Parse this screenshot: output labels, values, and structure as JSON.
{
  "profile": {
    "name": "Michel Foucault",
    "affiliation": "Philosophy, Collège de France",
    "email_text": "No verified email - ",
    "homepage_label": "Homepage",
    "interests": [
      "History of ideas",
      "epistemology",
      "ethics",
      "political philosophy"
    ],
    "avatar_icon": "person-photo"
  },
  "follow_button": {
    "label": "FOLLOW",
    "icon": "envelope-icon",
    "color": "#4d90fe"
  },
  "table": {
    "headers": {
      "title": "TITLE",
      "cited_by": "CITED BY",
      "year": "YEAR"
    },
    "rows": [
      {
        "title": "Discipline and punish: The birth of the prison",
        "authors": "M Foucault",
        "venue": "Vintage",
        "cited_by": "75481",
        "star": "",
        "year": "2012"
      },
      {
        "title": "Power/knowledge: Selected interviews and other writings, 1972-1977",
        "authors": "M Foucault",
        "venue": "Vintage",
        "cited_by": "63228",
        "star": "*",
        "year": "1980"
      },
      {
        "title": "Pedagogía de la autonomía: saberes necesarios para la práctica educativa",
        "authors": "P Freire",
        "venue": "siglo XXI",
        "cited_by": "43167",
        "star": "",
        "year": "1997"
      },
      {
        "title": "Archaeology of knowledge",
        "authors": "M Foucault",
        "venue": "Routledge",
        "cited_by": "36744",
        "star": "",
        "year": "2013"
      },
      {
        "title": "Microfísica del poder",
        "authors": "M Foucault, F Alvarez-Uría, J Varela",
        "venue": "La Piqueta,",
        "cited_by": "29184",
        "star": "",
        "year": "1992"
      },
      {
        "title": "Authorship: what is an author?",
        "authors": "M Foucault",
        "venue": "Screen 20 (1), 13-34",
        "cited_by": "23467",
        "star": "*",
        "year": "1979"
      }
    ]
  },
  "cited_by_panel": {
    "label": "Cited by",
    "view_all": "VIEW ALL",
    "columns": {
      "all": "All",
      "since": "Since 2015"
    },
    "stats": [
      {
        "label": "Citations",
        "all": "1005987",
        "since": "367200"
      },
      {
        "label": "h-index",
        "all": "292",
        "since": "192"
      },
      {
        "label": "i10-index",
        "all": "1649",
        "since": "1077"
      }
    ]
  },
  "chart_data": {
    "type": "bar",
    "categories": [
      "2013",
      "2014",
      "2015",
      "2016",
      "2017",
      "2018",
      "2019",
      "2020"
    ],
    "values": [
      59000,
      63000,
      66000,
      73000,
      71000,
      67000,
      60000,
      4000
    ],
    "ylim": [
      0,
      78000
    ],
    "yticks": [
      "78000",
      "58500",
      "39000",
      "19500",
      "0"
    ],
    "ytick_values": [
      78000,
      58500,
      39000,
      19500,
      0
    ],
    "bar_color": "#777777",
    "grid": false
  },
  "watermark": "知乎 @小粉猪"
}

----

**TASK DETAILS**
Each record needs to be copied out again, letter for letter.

**PROBLEM SOLUTION**
Parse this screenshot: output labels, values, and structure as JSON.
{
  "profile": {
    "name": "Michel Foucault",
    "affiliation": "Philosophy, Collège de France",
    "email_text": "No verified email - ",
    "homepage_label": "Homepage",
    "interests": [
      "History of ideas",
      "epistemology",
      "ethics",
      "political philosophy"
    ],
    "avatar_icon": "person-photo"
  },
  "follow_button": {
    "label": "FOLLOW",
    "icon": "envelope-icon",
    "color": "#4d90fe"
  },
  "table": {
    "headers": {
      "title": "TITLE",
      "cited_by": "CITED BY",
      "year": "YEAR"
    },
    "rows": [
      {
        "title": "Discipline and punish: The birth of the prison",
        "authors": "M Foucault",
        "venue": "Vintage",
        "cited_by": "75481",
        "star": "",
        "year": "2012"
      },
      {
        "title": "Power/knowledge: Selected interviews and other writings, 1972-1977",
        "authors": "M Foucault",
        "venue": "Vintage",
        "cited_by": "63228",
        "star": "*",
        "year": "1980"
      },
      {
        "title": "Pedagogía de la autonomía: saberes necesarios para la práctica educativa",
        "authors": "P Freire",
        "venue": "siglo XXI",
        "cited_by": "43167",
        "star": "",
        "year": "1997"
      },
      {
        "title": "Archaeology of knowledge",
        "authors": "M Foucault",
        "venue": "Routledge",
        "cited_by": "36744",
        "star": "",
        "year": "2013"
      },
      {
        "title": "Microfísica del poder",
        "authors": "M Foucault, F Alvarez-Uría, J Varela",
        "venue": "La Piqueta,",
        "cited_by": "29184",
        "star": "",
        "year": "1992"
      },
      {
        "title": "Authorship: what is an author?",
        "authors": "M Foucault",
        "venue": "Screen 20 (1), 13-34",
        "cited_by": "23467",
        "star": "*",
        "year": "1979"
      }
    ]
  },
  "cited_by_panel": {
    "label": "Cited by",
    "view_all": "VIEW ALL",
    "columns": {
      "all": "All",
      "since": "Since 2015"
    },
    "stats": [
      {
        "label": "Citations",
        "all": "1005987",
        "since": "367200"
      },
      {
        "label": "h-index",
        "all": "292",
        "since": "192"
      },
      {
        "label": "i10-index",
        "all": "1649",
        "since": "1077"
      }
    ]
  },
  "chart_data": {
    "type": "bar",
    "categories": [
      "2013",
      "2014",
      "2015",
      "2016",
      "2017",
      "2018",
      "2019",
      "2020"
    ],
    "values": [
      59000,
      63000,
      66000,
      73000,
      71000,
      67000,
      60000,
      4000
    ],
    "ylim": [
      0,
      78000
    ],
    "yticks": [
      "78000",
      "58500",
      "39000",
      "19500",
      "0"
    ],
    "ytick_values": [
      78000,
      58500,
      39000,
      19500,
      0
    ],
    "bar_color": "#777777",
    "grid": false
  },
  "watermark": "知乎 @小粉猪"
}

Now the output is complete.